Both Russia and China have already begun making gradual moves to nudge North Korea back to the negotiating table. Following North Korea’s long-range missile launch and testing in late 2012 and early 2013, Russia worked with other UN Security Council members to encourage reinstatement of negotiations. China sent its chief nuclear diplomat to Pyongyang in September 2013 and attempted to informally unite Six Party Talks nations in another round of discussions.
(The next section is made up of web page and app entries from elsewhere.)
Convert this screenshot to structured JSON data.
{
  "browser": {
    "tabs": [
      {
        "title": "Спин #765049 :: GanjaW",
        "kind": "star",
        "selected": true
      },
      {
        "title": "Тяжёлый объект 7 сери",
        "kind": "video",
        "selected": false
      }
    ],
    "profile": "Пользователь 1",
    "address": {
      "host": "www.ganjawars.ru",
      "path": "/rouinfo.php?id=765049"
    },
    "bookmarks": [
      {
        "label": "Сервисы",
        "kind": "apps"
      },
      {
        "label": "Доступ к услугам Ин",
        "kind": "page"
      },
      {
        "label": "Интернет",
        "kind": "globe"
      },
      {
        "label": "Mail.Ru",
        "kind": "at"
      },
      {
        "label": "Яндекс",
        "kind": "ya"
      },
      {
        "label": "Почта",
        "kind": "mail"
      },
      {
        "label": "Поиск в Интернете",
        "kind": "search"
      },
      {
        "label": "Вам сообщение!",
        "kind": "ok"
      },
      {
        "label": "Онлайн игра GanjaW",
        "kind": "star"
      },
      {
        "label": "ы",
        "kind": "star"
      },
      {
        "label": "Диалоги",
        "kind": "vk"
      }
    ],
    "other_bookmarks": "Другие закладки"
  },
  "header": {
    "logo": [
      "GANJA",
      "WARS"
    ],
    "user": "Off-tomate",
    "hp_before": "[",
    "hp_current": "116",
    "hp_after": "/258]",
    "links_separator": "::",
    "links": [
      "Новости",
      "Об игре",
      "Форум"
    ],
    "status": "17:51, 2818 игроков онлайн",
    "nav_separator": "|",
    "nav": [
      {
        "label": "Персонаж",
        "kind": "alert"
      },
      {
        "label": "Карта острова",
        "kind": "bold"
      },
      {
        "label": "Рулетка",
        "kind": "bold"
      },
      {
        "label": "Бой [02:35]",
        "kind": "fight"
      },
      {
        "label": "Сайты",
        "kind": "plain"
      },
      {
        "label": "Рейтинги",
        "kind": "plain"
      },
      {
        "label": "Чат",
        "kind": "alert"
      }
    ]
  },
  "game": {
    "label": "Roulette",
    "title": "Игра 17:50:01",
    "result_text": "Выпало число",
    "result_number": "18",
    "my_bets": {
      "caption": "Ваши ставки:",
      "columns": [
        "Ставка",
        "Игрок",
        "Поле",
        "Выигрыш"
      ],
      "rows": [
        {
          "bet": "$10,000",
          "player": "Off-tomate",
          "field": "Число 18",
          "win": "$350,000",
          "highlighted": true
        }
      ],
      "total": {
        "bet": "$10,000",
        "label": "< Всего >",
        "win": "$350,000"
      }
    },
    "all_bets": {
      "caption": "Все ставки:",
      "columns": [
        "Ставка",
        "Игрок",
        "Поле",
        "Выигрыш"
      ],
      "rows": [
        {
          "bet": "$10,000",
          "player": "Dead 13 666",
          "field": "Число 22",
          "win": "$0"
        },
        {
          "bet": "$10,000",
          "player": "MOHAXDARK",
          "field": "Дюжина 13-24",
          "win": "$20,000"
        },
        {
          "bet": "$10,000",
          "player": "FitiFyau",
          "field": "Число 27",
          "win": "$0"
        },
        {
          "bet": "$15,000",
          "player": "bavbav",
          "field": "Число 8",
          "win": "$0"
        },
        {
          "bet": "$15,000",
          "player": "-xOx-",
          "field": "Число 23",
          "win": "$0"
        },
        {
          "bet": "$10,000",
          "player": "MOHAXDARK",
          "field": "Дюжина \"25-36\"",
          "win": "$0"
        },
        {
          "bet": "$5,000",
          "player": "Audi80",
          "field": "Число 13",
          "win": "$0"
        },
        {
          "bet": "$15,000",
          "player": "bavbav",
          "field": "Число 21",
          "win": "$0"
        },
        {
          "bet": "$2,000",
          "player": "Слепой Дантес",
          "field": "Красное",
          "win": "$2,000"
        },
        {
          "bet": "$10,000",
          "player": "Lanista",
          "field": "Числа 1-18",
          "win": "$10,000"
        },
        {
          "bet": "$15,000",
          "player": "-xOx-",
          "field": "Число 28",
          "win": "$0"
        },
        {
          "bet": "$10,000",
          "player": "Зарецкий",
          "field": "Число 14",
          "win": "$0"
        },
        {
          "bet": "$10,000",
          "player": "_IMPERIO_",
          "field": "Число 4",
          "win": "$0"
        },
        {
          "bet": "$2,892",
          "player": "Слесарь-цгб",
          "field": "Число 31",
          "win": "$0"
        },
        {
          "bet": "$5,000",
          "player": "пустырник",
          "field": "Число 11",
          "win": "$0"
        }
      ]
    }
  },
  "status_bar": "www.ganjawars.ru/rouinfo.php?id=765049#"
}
The future seems bright between Russia and North Korea, as increased bilateral trade and political ties between the two nations will relieve pressure from international sanctions and isolation on both sides. Russia’s foray onto the scene provides an opportunity for concrete discussion for the U.S., China and Russia to first stabilize the level of nuclear testing then gradually work towards North Korean denuclearization. Above all, Russia must lead the three nations to work towards denuclearization through several measures – either granting or withholding food aid, halting work on the Korean peninsula railroad, or refusing to unconditionally protect North Korea on the UN Security Council if nuclear testing continues. With such measures taken by North Korea’s newest ally, North Korea will be pushed much more strongly onto a path of denuclearization.